------ Available records ------

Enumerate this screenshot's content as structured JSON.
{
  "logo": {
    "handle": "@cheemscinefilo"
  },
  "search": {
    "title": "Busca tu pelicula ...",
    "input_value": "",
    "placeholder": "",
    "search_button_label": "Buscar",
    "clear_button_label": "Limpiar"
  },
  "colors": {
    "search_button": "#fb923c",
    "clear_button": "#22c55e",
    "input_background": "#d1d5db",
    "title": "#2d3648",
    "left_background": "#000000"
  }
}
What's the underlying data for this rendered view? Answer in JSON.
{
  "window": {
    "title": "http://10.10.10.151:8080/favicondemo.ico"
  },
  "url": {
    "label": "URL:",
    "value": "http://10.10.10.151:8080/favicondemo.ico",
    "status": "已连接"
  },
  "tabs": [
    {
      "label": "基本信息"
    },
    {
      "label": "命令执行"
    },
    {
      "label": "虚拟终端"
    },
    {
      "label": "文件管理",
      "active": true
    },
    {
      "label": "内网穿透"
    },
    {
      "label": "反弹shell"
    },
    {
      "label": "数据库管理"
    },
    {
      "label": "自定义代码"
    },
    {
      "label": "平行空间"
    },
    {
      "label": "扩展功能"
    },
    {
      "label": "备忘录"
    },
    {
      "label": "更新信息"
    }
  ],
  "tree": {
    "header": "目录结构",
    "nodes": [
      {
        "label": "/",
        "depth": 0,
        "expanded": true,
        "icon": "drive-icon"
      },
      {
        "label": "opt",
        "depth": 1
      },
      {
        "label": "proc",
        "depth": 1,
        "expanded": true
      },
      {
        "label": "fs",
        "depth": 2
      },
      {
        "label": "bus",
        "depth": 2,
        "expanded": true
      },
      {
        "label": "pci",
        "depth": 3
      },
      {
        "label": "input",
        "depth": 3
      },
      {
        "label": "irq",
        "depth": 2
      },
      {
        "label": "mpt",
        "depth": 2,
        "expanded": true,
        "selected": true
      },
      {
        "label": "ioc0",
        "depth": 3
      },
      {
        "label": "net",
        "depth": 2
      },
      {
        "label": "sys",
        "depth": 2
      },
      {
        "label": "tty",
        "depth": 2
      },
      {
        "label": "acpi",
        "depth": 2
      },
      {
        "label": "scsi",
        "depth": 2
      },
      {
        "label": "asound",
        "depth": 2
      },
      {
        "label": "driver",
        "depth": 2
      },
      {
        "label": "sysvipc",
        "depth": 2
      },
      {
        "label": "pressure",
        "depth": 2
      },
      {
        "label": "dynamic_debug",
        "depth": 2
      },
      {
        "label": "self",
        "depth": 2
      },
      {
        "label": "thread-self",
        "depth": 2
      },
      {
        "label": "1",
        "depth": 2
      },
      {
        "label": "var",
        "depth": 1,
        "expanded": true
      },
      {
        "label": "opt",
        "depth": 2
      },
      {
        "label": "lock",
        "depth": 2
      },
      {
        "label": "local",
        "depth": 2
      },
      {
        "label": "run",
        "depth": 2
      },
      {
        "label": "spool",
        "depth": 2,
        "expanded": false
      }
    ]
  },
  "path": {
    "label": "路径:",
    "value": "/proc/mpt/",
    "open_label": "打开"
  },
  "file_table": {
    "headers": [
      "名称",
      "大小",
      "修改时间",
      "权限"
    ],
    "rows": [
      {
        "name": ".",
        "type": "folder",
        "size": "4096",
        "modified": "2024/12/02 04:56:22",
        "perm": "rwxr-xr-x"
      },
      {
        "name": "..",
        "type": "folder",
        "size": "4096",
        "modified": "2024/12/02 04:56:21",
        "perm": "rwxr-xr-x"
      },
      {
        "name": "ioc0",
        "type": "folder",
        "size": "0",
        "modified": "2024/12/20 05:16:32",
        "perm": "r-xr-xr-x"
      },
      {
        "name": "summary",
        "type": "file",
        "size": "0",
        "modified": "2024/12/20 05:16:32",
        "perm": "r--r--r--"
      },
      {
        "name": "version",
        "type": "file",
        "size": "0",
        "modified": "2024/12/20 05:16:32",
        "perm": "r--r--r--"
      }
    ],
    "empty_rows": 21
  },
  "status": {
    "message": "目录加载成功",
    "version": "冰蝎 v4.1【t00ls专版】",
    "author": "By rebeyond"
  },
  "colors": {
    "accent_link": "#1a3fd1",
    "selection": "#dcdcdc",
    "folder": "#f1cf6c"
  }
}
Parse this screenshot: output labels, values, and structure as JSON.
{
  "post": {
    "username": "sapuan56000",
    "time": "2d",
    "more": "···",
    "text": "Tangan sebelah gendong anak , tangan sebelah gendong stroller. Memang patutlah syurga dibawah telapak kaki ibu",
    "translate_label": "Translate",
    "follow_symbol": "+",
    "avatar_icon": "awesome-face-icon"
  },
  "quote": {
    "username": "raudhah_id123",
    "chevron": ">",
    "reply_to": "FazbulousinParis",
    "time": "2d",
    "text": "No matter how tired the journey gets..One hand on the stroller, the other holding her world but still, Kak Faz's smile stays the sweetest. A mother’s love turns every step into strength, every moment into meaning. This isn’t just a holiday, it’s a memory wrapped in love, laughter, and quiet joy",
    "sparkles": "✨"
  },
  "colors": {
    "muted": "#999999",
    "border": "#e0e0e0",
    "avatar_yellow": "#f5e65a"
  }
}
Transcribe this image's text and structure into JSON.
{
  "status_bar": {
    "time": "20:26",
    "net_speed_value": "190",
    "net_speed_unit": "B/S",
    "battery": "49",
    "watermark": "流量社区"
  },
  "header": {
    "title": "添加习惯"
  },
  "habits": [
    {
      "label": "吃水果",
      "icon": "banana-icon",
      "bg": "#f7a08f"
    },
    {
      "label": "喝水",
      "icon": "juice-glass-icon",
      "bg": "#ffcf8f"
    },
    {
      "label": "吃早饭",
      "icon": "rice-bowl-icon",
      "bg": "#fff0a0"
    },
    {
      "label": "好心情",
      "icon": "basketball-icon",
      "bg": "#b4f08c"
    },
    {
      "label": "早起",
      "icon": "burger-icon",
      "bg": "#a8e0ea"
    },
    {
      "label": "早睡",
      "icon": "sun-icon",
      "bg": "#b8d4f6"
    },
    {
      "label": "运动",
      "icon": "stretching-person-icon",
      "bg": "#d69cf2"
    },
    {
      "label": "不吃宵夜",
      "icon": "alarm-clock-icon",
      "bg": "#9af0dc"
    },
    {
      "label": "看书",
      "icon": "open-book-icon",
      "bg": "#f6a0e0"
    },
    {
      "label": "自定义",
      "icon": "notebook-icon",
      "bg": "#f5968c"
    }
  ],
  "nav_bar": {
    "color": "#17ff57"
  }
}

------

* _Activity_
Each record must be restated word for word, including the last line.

* _Answer section_
Enumerate this screenshot's content as structured JSON.
{
  "logo": {
    "handle": "@cheemscinefilo"
  },
  "search": {
    "title": "Busca tu pelicula ...",
    "input_value": "",
    "placeholder": "",
    "search_button_label": "Buscar",
    "clear_button_label": "Limpiar"
  },
  "colors": {
    "search_button": "#fb923c",
    "clear_button": "#22c55e",
    "input_background": "#d1d5db",
    "title": "#2d3648",
    "left_background": "#000000"
  }
}
What's the underlying data for this rendered view? Answer in JSON.
{
  "window": {
    "title": "http://10.10.10.151:8080/favicondemo.ico"
  },
  "url": {
    "label": "URL:",
    "value": "http://10.10.10.151:8080/favicondemo.ico",
    "status": "已连接"
  },
  "tabs": [
    {
      "label": "基本信息"
    },
    {
      "label": "命令执行"
    },
    {
      "label": "虚拟终端"
    },
    {
      "label": "文件管理",
      "active": true
    },
    {
      "label": "内网穿透"
    },
    {
      "label": "反弹shell"
    },
    {
      "label": "数据库管理"
    },
    {
      "label": "自定义代码"
    },
    {
      "label": "平行空间"
    },
    {
      "label": "扩展功能"
    },
    {
      "label": "备忘录"
    },
    {
      "label": "更新信息"
    }
  ],
  "tree": {
    "header": "目录结构",
    "nodes": [
      {
        "label": "/",
        "depth": 0,
        "expanded": true,
        "icon": "drive-icon"
      },
      {
        "label": "opt",
        "depth": 1
      },
      {
        "label": "proc",
        "depth": 1,
        "expanded": true
      },
      {
        "label": "fs",
        "depth": 2
      },
      {
        "label": "bus",
        "depth": 2,
        "expanded": true
      },
      {
        "label": "pci",
        "depth": 3
      },
      {
        "label": "input",
        "depth": 3
      },
      {
        "label": "irq",
        "depth": 2
      },
      {
        "label": "mpt",
        "depth": 2,
        "expanded": true,
        "selected": true
      },
      {
        "label": "ioc0",
        "depth": 3
      },
      {
        "label": "net",
        "depth": 2
      },
      {
        "label": "sys",
        "depth": 2
      },
      {
        "label": "tty",
        "depth": 2
      },
      {
        "label": "acpi",
        "depth": 2
      },
      {
        "label": "scsi",
        "depth": 2
      },
      {
        "label": "asound",
        "depth": 2
      },
      {
        "label": "driver",
        "depth": 2
      },
      {
        "label": "sysvipc",
        "depth": 2
      },
      {
        "label": "pressure",
        "depth": 2
      },
      {
        "label": "dynamic_debug",
        "depth": 2
      },
      {
        "label": "self",
        "depth": 2
      },
      {
        "label": "thread-self",
        "depth": 2
      },
      {
        "label": "1",
        "depth": 2
      },
      {
        "label": "var",
        "depth": 1,
        "expanded": true
      },
      {
        "label": "opt",
        "depth": 2
      },
      {
        "label": "lock",
        "depth": 2
      },
      {
        "label": "local",
        "depth": 2
      },
      {
        "label": "run",
        "depth": 2
      },
      {
        "label": "spool",
        "depth": 2,
        "expanded": false
      }
    ]
  },
  "path": {
    "label": "路径:",
    "value": "/proc/mpt/",
    "open_label": "打开"
  },
  "file_table": {
    "headers": [
      "名称",
      "大小",
      "修改时间",
      "权限"
    ],
    "rows": [
      {
        "name": ".",
        "type": "folder",
        "size": "4096",
        "modified": "2024/12/02 04:56:22",
        "perm": "rwxr-xr-x"
      },
      {
        "name": "..",
        "type": "folder",
        "size": "4096",
        "modified": "2024/12/02 04:56:21",
        "perm": "rwxr-xr-x"
      },
      {
        "name": "ioc0",
        "type": "folder",
        "size": "0",
        "modified": "2024/12/20 05:16:32",
        "perm": "r-xr-xr-x"
      },
      {
        "name": "summary",
        "type": "file",
        "size": "0",
        "modified": "2024/12/20 05:16:32",
        "perm": "r--r--r--"
      },
      {
        "name": "version",
        "type": "file",
        "size": "0",
        "modified": "2024/12/20 05:16:32",
        "perm": "r--r--r--"
      }
    ],
    "empty_rows": 21
  },
  "status": {
    "message": "目录加载成功",
    "version": "冰蝎 v4.1【t00ls专版】",
    "author": "By rebeyond"
  },
  "colors": {
    "accent_link": "#1a3fd1",
    "selection": "#dcdcdc",
    "folder": "#f1cf6c"
  }
}
Parse this screenshot: output labels, values, and structure as JSON.
{
  "post": {
    "username": "sapuan56000",
    "time": "2d",
    "more": "···",
    "text": "Tangan sebelah gendong anak , tangan sebelah gendong stroller. Memang patutlah syurga dibawah telapak kaki ibu",
    "translate_label": "Translate",
    "follow_symbol": "+",
    "avatar_icon": "awesome-face-icon"
  },
  "quote": {
    "username": "raudhah_id123",
    "chevron": ">",
    "reply_to": "FazbulousinParis",
    "time": "2d",
    "text": "No matter how tired the journey gets..One hand on the stroller, the other holding her world but still, Kak Faz's smile stays the sweetest. A mother’s love turns every step into strength, every moment into meaning. This isn’t just a holiday, it’s a memory wrapped in love, laughter, and quiet joy",
    "sparkles": "✨"
  },
  "colors": {
    "muted": "#999999",
    "border": "#e0e0e0",
    "avatar_yellow": "#f5e65a"
  }
}
Transcribe this image's text and structure into JSON.
{
  "status_bar": {
    "time": "20:26",
    "net_speed_value": "190",
    "net_speed_unit": "B/S",
    "battery": "49",
    "watermark": "流量社区"
  },
  "header": {
    "title": "添加习惯"
  },
  "habits": [
    {
      "label": "吃水果",
      "icon": "banana-icon",
      "bg": "#f7a08f"
    },
    {
      "label": "喝水",
      "icon": "juice-glass-icon",
      "bg": "#ffcf8f"
    },
    {
      "label": "吃早饭",
      "icon": "rice-bowl-icon",
      "bg": "#fff0a0"
    },
    {
      "label": "好心情",
      "icon": "basketball-icon",
      "bg": "#b4f08c"
    },
    {
      "label": "早起",
      "icon": "burger-icon",
      "bg": "#a8e0ea"
    },
    {
      "label": "早睡",
      "icon": "sun-icon",
      "bg": "#b8d4f6"
    },
    {
      "label": "运动",
      "icon": "stretching-person-icon",
      "bg": "#d69cf2"
    },
    {
      "label": "不吃宵夜",
      "icon": "alarm-clock-icon",
      "bg": "#9af0dc"
    },
    {
      "label": "看书",
      "icon": "open-book-icon",
      "bg": "#f6a0e0"
    },
    {
      "label": "自定义",
      "icon": "notebook-icon",
      "bg": "#f5968c"
    }
  ],
  "nav_bar": {
    "color": "#17ff57"
  }
}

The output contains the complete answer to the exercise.